ABOUT THIS EXERCISE
Your job is to return every line of the listing holding the string "File".
==== DATA SUPPLIED ====
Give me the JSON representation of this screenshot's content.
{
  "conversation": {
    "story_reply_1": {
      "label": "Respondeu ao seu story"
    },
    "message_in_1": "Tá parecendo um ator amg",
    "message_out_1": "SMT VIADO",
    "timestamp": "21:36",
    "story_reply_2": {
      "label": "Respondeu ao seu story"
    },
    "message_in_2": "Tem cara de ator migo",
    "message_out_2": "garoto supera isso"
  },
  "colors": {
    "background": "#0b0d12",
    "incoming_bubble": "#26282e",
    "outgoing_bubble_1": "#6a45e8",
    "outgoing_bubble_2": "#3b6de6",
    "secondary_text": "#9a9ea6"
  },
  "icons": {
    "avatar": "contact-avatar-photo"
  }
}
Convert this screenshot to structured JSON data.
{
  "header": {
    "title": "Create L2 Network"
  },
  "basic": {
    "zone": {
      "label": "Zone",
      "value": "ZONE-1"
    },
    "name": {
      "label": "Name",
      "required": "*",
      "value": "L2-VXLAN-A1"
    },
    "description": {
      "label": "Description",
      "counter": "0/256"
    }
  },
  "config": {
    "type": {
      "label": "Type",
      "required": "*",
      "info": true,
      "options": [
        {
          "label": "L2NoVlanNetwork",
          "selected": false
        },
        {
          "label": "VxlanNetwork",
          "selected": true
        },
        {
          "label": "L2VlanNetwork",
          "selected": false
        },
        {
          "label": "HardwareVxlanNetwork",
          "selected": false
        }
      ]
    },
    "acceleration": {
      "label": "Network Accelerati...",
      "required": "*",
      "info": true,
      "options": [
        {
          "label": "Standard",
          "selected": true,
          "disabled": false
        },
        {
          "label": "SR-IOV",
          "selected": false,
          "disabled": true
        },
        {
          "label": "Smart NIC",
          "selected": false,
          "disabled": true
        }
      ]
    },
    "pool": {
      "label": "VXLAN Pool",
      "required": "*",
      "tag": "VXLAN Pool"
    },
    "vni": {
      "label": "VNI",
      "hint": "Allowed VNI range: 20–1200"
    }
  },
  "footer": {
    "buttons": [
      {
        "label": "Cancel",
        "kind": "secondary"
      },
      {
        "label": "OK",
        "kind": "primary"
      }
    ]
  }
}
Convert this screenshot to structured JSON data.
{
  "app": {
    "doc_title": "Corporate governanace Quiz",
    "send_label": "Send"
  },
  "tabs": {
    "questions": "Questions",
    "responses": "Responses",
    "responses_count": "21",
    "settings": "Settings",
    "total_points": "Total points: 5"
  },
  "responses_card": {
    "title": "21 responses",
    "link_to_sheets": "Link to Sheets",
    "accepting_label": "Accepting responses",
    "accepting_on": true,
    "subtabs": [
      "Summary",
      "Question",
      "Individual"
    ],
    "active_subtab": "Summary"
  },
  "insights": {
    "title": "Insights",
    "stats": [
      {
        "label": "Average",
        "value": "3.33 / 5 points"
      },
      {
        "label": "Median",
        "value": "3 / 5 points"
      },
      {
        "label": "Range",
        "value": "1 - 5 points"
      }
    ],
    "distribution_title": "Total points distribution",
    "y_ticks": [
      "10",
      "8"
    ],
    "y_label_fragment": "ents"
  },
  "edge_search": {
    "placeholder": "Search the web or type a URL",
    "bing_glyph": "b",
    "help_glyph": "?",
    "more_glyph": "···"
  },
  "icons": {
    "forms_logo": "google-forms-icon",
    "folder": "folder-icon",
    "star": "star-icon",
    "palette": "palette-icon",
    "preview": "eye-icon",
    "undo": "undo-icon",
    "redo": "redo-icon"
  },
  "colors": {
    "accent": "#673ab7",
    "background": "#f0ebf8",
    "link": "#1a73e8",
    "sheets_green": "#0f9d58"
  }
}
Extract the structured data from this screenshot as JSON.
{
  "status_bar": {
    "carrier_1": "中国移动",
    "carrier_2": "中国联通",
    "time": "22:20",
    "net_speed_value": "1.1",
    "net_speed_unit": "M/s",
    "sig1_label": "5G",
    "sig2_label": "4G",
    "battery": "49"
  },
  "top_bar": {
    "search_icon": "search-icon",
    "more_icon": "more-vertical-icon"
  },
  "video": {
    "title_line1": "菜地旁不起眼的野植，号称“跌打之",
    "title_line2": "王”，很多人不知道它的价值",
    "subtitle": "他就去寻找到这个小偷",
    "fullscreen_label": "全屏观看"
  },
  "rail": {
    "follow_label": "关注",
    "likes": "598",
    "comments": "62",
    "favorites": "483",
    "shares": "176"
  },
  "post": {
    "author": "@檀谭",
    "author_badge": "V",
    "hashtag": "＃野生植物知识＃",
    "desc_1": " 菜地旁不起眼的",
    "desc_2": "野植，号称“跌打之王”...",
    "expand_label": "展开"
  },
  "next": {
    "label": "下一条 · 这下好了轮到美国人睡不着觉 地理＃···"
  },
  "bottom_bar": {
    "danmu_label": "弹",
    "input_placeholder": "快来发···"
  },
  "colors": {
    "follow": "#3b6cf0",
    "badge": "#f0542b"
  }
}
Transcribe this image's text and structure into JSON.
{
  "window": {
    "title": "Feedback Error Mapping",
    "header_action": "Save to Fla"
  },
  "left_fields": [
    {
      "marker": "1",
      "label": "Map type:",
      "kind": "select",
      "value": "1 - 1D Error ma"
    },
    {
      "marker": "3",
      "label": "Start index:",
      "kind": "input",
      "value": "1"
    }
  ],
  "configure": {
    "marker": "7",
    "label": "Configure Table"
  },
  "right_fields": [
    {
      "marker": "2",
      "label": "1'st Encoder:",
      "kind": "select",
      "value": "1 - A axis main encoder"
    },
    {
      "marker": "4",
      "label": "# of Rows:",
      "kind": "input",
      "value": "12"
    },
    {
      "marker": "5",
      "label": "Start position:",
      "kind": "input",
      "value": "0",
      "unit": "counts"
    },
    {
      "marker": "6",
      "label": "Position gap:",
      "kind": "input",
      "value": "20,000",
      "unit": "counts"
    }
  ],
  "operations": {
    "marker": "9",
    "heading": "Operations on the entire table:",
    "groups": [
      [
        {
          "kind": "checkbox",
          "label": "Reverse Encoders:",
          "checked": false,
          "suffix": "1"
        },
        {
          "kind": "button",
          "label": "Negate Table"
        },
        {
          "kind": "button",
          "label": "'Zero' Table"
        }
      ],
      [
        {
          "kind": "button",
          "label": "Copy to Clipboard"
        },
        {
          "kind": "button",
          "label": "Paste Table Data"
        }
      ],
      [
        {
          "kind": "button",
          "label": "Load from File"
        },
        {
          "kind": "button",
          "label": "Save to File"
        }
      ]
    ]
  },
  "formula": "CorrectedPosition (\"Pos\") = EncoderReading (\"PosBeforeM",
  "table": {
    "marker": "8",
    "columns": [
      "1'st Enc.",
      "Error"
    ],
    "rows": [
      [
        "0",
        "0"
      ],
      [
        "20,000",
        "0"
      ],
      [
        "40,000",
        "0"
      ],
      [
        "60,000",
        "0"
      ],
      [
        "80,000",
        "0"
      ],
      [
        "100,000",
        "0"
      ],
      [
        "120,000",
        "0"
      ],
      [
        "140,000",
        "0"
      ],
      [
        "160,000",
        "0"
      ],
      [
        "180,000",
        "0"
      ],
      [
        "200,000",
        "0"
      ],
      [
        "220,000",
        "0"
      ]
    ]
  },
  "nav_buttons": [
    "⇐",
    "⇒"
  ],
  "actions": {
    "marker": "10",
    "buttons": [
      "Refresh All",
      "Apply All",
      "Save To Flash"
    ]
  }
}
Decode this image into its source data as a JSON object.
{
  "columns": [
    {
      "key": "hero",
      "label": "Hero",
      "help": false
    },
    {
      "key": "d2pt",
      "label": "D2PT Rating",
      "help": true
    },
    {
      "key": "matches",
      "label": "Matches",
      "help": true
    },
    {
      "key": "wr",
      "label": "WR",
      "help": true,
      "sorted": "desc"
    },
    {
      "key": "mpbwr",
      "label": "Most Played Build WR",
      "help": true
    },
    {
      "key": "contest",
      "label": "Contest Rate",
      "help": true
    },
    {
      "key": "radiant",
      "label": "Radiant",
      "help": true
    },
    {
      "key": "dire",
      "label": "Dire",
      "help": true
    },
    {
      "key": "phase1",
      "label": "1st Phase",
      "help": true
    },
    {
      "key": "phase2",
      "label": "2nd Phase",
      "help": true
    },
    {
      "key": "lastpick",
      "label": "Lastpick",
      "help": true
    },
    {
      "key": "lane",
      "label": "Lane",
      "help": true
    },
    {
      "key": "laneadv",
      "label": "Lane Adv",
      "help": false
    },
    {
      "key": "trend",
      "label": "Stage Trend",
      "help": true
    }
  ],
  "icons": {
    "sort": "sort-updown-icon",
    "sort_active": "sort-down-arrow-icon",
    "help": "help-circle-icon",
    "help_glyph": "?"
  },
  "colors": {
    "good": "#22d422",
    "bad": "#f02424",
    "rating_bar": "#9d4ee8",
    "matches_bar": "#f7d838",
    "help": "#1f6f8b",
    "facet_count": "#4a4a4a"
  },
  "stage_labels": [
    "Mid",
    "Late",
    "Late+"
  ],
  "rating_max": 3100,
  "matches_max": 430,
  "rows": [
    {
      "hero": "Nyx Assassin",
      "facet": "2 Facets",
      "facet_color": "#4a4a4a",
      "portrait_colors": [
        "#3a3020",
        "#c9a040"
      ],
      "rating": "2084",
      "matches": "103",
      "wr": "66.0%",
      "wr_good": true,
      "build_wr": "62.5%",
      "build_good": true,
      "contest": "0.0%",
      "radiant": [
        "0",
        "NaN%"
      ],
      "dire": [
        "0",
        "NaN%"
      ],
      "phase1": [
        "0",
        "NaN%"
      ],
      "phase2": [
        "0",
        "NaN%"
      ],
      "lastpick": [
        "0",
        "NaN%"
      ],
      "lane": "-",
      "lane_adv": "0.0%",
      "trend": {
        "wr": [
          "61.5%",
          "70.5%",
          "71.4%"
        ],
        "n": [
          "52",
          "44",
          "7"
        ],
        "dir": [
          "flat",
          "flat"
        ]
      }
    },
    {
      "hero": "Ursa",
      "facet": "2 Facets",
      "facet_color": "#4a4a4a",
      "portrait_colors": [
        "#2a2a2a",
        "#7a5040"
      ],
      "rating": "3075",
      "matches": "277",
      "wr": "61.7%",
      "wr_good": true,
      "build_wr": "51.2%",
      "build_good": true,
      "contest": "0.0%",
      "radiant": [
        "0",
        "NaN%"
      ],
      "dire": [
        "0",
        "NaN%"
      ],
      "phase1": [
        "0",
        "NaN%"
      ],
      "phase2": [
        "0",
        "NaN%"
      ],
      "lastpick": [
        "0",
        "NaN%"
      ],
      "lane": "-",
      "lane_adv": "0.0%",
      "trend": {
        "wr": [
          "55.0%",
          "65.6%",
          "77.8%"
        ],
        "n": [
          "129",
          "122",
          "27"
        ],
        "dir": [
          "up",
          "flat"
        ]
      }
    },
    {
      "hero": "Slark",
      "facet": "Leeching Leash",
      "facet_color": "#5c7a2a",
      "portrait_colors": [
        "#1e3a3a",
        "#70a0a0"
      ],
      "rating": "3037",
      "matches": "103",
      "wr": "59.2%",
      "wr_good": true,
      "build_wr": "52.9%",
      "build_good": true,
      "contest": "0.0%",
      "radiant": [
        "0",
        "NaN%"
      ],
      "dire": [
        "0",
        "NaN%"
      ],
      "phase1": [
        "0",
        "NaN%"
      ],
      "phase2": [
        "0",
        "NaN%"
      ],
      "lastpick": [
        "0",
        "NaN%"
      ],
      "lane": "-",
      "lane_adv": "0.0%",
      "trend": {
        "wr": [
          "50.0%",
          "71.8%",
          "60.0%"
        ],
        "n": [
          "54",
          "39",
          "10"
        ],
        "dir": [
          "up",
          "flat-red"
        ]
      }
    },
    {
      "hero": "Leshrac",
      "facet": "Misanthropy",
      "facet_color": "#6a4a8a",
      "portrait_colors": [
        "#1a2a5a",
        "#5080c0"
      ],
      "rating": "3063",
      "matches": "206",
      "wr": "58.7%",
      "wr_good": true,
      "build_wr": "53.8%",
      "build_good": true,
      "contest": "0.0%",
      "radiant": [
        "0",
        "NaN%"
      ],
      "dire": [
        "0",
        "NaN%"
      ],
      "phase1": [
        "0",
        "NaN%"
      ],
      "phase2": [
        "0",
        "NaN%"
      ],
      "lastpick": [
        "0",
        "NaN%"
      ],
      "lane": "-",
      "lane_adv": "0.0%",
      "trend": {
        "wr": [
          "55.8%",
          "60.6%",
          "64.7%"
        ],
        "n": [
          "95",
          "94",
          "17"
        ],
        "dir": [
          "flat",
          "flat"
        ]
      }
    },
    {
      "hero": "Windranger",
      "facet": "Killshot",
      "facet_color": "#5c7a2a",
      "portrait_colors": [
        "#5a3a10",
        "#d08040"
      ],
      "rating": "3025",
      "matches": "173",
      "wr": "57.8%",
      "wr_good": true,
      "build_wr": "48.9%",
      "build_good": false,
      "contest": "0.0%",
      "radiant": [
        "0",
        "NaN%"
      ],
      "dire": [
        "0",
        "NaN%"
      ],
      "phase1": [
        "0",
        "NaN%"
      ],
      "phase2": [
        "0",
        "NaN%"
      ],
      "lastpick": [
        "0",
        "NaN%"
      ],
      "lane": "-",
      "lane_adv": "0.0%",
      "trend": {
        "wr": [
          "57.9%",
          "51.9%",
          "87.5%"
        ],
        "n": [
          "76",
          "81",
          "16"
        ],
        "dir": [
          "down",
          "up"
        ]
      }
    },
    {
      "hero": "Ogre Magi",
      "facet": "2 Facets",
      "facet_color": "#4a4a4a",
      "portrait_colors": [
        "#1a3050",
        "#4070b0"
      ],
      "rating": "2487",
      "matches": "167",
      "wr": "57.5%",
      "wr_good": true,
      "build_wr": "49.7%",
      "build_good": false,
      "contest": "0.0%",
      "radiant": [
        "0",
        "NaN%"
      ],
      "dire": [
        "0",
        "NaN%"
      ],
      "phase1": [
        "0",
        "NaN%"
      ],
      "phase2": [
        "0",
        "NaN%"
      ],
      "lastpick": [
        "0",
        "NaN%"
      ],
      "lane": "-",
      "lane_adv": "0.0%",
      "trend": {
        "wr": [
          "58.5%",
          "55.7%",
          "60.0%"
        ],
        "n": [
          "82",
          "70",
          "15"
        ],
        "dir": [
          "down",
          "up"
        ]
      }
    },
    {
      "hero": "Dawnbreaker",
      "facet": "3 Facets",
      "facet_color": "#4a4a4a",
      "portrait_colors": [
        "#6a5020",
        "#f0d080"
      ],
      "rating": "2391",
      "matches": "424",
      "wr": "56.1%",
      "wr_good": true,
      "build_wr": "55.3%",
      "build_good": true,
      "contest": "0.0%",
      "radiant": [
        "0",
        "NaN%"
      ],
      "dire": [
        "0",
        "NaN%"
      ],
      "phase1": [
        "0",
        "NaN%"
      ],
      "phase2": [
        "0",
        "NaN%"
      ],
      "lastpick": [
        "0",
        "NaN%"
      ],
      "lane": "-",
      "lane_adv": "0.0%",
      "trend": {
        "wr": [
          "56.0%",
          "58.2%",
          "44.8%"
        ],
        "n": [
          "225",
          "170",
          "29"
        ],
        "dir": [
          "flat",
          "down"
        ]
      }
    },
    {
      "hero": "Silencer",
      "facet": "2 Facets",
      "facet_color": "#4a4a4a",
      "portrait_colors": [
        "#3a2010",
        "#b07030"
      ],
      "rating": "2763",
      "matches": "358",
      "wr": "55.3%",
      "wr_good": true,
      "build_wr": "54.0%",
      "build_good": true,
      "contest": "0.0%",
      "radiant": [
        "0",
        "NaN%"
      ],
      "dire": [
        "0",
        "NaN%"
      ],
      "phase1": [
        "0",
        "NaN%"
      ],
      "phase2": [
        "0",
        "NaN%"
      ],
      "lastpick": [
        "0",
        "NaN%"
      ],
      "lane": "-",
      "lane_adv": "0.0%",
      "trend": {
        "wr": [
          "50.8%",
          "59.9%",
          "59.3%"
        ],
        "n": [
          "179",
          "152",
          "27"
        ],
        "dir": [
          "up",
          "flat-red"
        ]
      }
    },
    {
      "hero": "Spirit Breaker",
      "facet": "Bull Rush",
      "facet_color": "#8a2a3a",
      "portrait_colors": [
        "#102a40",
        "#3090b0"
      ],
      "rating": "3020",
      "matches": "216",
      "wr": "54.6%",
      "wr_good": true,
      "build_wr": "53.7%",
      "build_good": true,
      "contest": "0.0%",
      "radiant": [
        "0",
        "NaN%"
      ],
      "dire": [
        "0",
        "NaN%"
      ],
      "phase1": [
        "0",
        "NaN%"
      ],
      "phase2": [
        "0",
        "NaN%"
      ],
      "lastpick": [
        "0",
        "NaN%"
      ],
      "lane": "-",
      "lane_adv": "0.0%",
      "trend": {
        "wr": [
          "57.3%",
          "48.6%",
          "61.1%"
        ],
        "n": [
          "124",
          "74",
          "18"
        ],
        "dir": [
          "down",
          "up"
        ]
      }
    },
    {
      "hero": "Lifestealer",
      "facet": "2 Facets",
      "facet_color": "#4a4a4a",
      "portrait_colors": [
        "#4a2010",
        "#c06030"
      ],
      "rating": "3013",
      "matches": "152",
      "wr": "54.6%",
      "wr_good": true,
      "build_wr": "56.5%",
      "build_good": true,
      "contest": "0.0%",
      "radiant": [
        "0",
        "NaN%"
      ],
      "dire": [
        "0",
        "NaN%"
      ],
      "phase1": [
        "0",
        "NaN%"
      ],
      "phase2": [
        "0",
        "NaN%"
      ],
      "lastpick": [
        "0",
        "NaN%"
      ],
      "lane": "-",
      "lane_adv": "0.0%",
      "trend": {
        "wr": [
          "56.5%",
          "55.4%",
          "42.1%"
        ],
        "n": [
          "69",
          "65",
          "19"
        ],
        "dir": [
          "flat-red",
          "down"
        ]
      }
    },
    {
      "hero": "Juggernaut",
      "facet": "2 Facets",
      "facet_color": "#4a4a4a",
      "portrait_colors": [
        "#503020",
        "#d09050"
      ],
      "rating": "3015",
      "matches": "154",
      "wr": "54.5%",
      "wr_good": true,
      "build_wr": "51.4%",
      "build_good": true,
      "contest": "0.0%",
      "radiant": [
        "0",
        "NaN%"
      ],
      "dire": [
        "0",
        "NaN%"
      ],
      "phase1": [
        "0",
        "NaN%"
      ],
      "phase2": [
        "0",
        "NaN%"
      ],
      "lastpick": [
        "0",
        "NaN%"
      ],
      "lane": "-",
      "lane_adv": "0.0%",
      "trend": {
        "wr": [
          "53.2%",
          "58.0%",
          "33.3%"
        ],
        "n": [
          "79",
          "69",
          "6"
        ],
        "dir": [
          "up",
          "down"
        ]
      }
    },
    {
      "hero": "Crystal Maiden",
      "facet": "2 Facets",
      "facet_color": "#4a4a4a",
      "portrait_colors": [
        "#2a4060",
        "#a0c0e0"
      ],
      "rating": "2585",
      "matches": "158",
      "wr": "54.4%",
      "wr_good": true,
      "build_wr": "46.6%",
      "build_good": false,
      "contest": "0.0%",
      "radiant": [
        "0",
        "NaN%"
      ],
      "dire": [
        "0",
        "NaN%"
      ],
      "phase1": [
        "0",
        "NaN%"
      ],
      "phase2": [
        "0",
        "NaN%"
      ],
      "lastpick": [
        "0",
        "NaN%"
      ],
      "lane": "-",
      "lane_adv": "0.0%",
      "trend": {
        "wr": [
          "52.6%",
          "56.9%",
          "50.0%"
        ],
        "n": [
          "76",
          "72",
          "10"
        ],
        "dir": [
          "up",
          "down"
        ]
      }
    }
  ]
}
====
SOLUTION FOR THIS TASK
          "label": "Load from File"
          "label": "Save to File"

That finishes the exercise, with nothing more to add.